Active funds vs ETFs: Where have bond investors been taking refuge since the beginning of the year?

14 March 2022

Have investors favoured active management or bond ETFs in early 2022?  How have active funds vs. ETFs performed in this segment?  What impact for portfolio construction?

A regular and optimal analysis of the performance and flows of active and passive management in Europe, carried out from BSD Investing’s proprietary database* and Morningstar’s data, helps to answer these questions. A new look at the world of portfolio management.

What have been the flows to bonds since the beginning of 2022?

In a context of strong uncertainties about the economic impact of the current geopolitical situation, flows to funds domiciled in Europe on the bond markets were down sharply. Active management recorded a very strong outflow: €28 billion between January and February 2022. Flows to passive management are down, but remain positive with €5 billion raised over the same period(1).

Monthly flows to active and passive bond funds

Sources: BSD Investing, Morningstar, data in € from 1/3/21 to 28/2/22

Are there any differences between the segments?

Developed country government bond funds were almost the only category of funds to have collected over the period benefiting from the investor search for protection. Funds on European govies captured the majority of this collection, €5.8 billion out of €7 billion for this segment as a whole. Active funds attracted more than half of these flows.
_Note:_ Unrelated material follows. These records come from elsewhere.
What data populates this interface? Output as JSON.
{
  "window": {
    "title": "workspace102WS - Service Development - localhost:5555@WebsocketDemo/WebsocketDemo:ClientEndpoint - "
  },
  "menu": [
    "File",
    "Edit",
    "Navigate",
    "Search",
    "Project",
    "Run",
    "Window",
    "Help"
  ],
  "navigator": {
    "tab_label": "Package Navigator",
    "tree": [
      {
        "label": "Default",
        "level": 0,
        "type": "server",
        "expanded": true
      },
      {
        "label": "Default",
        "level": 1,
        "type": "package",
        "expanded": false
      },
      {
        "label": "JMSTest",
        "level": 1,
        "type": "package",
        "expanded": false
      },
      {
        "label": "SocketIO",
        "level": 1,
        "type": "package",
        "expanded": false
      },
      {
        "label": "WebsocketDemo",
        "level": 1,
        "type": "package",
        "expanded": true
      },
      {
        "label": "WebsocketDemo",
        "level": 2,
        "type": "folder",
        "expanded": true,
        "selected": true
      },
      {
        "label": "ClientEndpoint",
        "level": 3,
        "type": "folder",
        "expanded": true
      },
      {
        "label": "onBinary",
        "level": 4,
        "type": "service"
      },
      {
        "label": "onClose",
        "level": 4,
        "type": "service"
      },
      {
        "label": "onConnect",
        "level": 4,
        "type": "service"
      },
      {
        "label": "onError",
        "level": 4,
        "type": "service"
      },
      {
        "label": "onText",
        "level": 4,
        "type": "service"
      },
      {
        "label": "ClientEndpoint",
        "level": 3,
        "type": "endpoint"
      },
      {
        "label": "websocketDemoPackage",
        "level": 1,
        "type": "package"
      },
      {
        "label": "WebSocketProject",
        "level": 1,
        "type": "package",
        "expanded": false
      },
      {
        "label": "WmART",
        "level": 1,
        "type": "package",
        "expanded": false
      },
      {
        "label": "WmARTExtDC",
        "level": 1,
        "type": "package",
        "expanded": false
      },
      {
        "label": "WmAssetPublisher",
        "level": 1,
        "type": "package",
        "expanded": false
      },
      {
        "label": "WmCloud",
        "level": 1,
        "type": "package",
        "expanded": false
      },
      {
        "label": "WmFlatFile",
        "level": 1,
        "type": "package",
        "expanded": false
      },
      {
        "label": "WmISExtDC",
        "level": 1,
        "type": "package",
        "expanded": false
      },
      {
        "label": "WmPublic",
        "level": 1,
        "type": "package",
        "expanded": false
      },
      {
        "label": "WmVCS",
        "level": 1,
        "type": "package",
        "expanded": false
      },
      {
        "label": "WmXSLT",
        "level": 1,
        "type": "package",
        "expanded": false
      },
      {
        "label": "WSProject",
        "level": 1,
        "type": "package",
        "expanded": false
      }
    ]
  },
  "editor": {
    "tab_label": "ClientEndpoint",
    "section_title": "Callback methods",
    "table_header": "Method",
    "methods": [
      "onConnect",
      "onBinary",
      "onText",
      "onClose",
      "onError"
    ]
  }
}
On passive funds, the collection is equally divided between funds on European govies and US govies, 1.5 billion euros on each.  All other categories recorded outflows.

What are the performances for bond funds at the beginning of the year?

Since the beginning of 2022, in this difficult context, the performance of bond managers has been declining: only 31% manage to outperform their passive counterparts.  This is the lowest level observed in the first two months of the year in 10 years.  Only active funds, in the government debt segments of developed countries, are doing well.  66% of active funds outperform passive funds on European government debt.  In the other segments, emerging debt, good quality corporate debt or high-yield in euros or dollars, less than 50% of managers manage to outperform their passive counterparts. While historically active managers outperform more widely in the bond segment than in equities, is this reversal temporary or sustainable? To be continued.

What impact on portfolio construction?

Against a backdrop of uncertainties about the evolution of interest rates and credit spreads, investors have been looking for protection and have exited nearly all other categories of the bond market.  Traditionally, active management dominates flows in this segment. However, in this market context, flows to passive management have been more resilient, perhaps even benefiting from tactical repositioning by some investors as well as the difficulty for active managers to currently generate outperformance.

Accurate and regular monitoring of flows and performance between active and passive funds provides an accurate picture of what is outperforming and thus makes more efficient allocation decisions.

(1)  flow data as of 28/2/2022.  (2) Performance data as of 25/2/22022. Sources: BSD Investing & Morningstar.

Marlene Hassine Konqui